The BC Teachers’ Federation Representative Assembly unanimously ratified the agreement for the 2013 round of bargaining on Saturday morning. The BC Public School Employers’ Association Board of Directors ratified the agreement later that day.
The 2011/2012 school year was an uneasy one — marked with bargaining disputes and teacher job action. But Steve Stanley, president of the Comox Valley District Teachers’ Association, said Monday teachers are optimistic a collective agreement can be reached this year as they head into bargaining Feb. 4.
“We’re optimistic — this framework seems to be one that we can work together on and move forward,” said Stanley. “Whether we’ll get labour harmony for 10 years I don’t know, but it’s certainly a step in the right direction.”
According to the framework agreement, proposals will be exchanged as soon as possible, and no later than Mar. 1; a mutually agreed-to facilitator will be brought in to help at the beginning of negotiations; a common data study will be developed to reach agreement on costing of items brought to the table; and some items will be moved from the provincial bargaining table to be bargained locally.
Stanley notes local bargaining is something teachers are very pleased about.
“That was one of the biggest things they agreed to is they would move some of the items that were considered provincial back to the local bargaining table,” he said, adding it’s a chance for more meaningful conversation around items specific to each school district, like how jobs are posted and filled.

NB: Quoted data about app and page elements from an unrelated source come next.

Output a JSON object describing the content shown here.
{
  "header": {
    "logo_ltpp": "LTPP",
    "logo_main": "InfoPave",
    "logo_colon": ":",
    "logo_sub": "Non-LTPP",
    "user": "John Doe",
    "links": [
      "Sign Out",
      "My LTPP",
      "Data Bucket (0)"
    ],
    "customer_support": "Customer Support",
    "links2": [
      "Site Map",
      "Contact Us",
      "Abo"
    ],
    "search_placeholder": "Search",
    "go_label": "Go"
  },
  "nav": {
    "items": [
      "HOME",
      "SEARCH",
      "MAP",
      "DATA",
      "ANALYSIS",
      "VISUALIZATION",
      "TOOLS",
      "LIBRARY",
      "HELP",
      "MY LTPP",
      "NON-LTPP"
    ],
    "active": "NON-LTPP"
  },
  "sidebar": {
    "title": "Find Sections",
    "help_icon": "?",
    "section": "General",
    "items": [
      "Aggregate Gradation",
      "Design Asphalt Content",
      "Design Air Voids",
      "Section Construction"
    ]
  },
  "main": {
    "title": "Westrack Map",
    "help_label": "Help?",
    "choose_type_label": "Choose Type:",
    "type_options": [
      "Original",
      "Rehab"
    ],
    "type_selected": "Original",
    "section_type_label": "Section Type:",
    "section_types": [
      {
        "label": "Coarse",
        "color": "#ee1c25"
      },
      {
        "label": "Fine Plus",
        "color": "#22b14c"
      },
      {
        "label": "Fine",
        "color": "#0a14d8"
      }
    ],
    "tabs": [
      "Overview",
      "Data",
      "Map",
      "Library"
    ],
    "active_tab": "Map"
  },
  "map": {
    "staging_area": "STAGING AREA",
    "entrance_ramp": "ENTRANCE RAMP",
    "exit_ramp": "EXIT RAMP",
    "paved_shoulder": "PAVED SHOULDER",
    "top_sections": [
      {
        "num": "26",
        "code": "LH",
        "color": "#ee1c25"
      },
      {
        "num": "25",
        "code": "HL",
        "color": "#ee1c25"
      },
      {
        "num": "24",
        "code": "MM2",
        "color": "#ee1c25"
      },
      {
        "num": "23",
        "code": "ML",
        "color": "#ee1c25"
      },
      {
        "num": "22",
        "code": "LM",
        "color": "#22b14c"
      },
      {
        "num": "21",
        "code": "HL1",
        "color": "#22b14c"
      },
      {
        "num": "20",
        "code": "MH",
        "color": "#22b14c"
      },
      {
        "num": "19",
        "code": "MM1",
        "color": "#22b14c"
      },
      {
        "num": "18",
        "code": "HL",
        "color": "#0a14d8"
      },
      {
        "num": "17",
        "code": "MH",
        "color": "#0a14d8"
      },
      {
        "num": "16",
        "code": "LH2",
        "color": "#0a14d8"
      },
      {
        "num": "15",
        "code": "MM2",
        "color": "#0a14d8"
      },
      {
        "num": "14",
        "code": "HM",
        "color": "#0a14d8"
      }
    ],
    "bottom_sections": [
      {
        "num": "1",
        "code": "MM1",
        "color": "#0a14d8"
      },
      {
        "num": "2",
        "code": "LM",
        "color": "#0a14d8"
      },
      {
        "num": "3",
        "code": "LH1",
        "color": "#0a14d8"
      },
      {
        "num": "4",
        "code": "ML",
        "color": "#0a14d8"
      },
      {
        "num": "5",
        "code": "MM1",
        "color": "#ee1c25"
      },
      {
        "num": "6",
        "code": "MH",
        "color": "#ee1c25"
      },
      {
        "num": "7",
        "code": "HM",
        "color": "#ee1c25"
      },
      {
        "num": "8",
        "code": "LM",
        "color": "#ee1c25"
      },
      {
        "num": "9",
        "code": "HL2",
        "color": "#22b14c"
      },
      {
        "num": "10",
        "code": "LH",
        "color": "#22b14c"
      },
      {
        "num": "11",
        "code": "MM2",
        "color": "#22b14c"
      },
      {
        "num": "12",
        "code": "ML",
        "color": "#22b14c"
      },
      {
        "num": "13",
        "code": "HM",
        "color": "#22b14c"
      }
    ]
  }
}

Also, if no agreement is reached by June 30 — when the current contract expires — the facilitator would make recommendations in an effort to reach an agreement.
Meanwhile, the government announced Thursday a proposed new framework in an effort to reach a 10-year agreement with teachers, which Education Minister and Comox Valley MLA Don McRae called “the start of a conversation” representing government’s commitment to a “more effective relationship between teachers and government,” according to his opinion piece posted on the Ministry’s website.
“We now want to invite all the stakeholders to come forward and have a conversation,” he added Monday as he spoke to the media. “It wasn’t a contract; it was a framework for discussion.”
Stanley calls the proposed framework “ambitious” and “grandiose,” noting teachers are suspicious of the timing of the announcement given that the agreement now ratified by the BCTF and BCPSEA was in the works at the end of 2012. However, he adds teachers would be open to sitting down for a talk with government.
— With a file from CTV Vancouver Island